The Challenges of Future Workplaces – Part 1

This article is part one of an edited version of a keynote presentation I made at the a special WHS Inspectors Forum organised by WorkSafe Tasmania.  The audience comprised inspectors from around Australia and New Zealand.  I was asked to be provocative and challenging so posed some questions to the audience about how occupational health and safety (OHS) is managed, regulated and inspected.

The audio of the presentation is available at SoundCloud and Podbean and below.

 “The purpose of this session is to provide insight into the future challenges for work health and safety regulators due to changes in the nature of work, the workforce, supply chains, and the social and political environments, and encourage inspectors to consider how the way they do their work may need to change to meet these challenges.”

Be Critical

I encourage you all to analyse what you say, what you are told, what you do and how you do it.  Too often we accept information and our situations uncritically and I want you to question everything, including what you read in this article.

Login or subscribe to SafetyAtWorkBlog to continue reading.

Article locked

Log In Subscribe

Industrial Manslaughter is more than just a law, it is a cry for justice.

For those Australians who are watching the latest political push for Industrial Manslaughter laws, it is important to remember that the activity has a history that extends over a decade.  Many of the current arguments for and against have been addressed previously.  In August 2004, the earlier iteration of this blog, Safety At Work magazine, printed a special edition on “The Australian Industrial Manslaughter Debate”.  Below is an edited version of my Editorial in that magazine. A longer article on the issues raised in that edition is available elsewhere in the SafetyAtWorkBlog.

 

Login or subscribe to SafetyAtWorkBlog to continue reading.

Article locked

Log In Subscribe

Families get a good deal from the Industrial Deaths inquiry

Photo credit: Workplace Safety Services

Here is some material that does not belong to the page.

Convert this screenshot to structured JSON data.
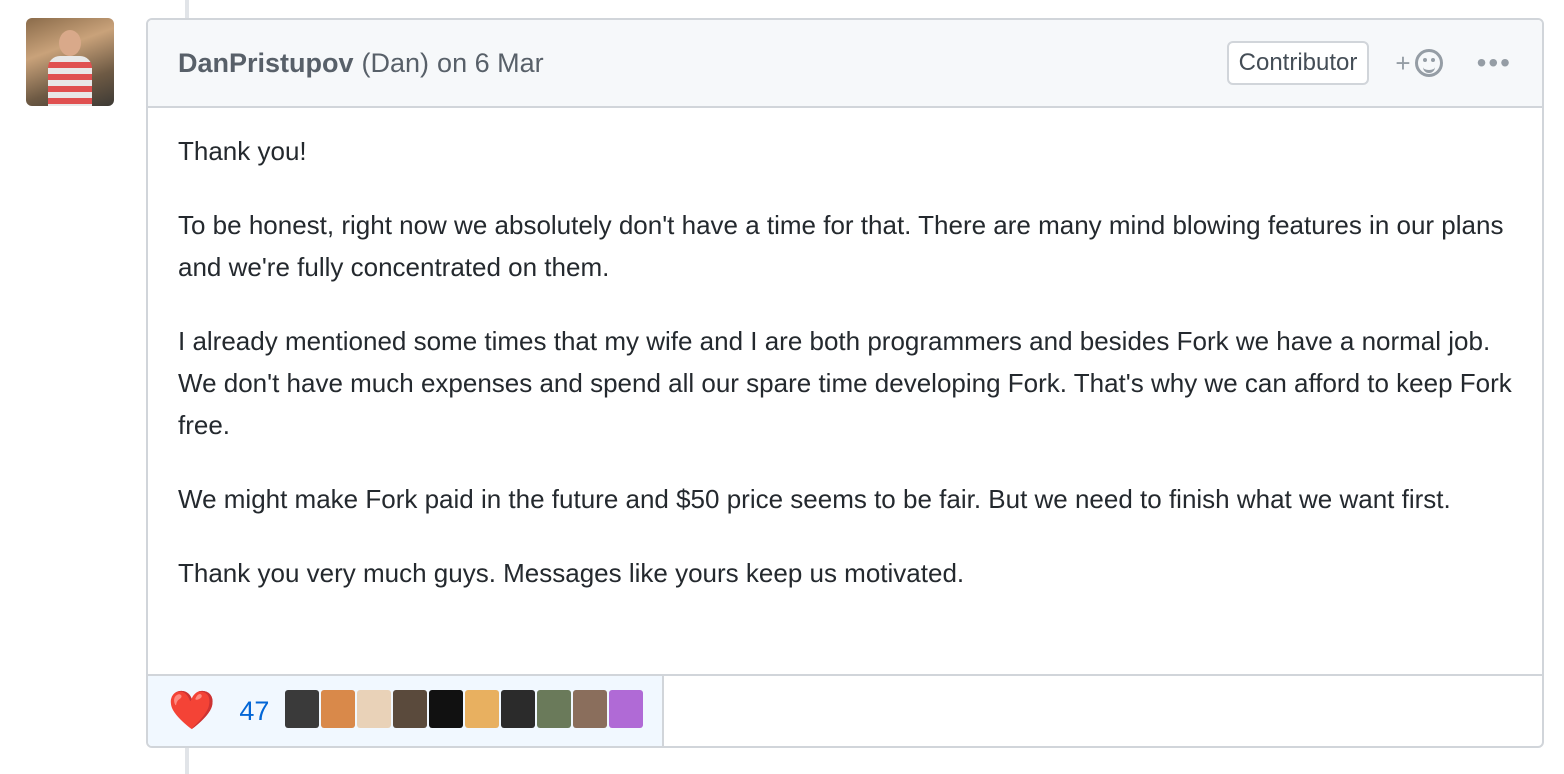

Will the recommendations of the Senate Committee’s inquiry into industrial deaths benefit relatives of deceased workers? Yes, mostly.

It seemed like relatives gained greater access to this Senate Committee than in other inquiries.  Some public hearings were held with only relatives presenting.  This is a major change.  The transcripts of the 2012

Login or subscribe to SafetyAtWorkBlog to continue reading.

Article locked

Log In Subscribe

Start the bullying epidemic without me

Australia has been told for a long time that workplace bullying was an epidemic.  Recent data seems to indicate that workplace bullying is a persistent problem which, to some extent, has blended into the miasma that is work-related mental health.  The Fair Work Commission released its 2017/18 Annual Report on October 18 (not yet online) adding further doubt to the epidemic claims.

Below is a comparison graph (page 19) of FWC activity which shows 721 applications concerning workplace bullying. It is ninth in the list of FWC activities.

Login or subscribe to SafetyAtWorkBlog to continue reading.

Article locked

Log In Subscribe

CFMEU steps up the OHS pressure

SafetyAtWorkBlog has dipped into the occupational health and safety (OHS) and political issues around the death of Jorge Castillo-Riffo in Adelaide in 2014.  On October 4 2018, the CFMEU issued a media release outlining the recommendations it made to the Coronial inquest into Castillo-Riffo’s death.  They deserve serious consideration:

  • Mandatory coronial inquests should be held into all deaths at work, with a mandatory requirement for the reporting of any action taken, or proposed to be taken, in consequence of any findings and recommendations made;
  • Families should receive funding to be represented;
  • An independent safety commissioner should be established in SA whose duty it is to review, comment and provide recommendations concerning the safety record of companies who tender for government construction contracts work over $5 million;
Login or subscribe to SafetyAtWorkBlog to continue reading.

Article locked

Log In Subscribe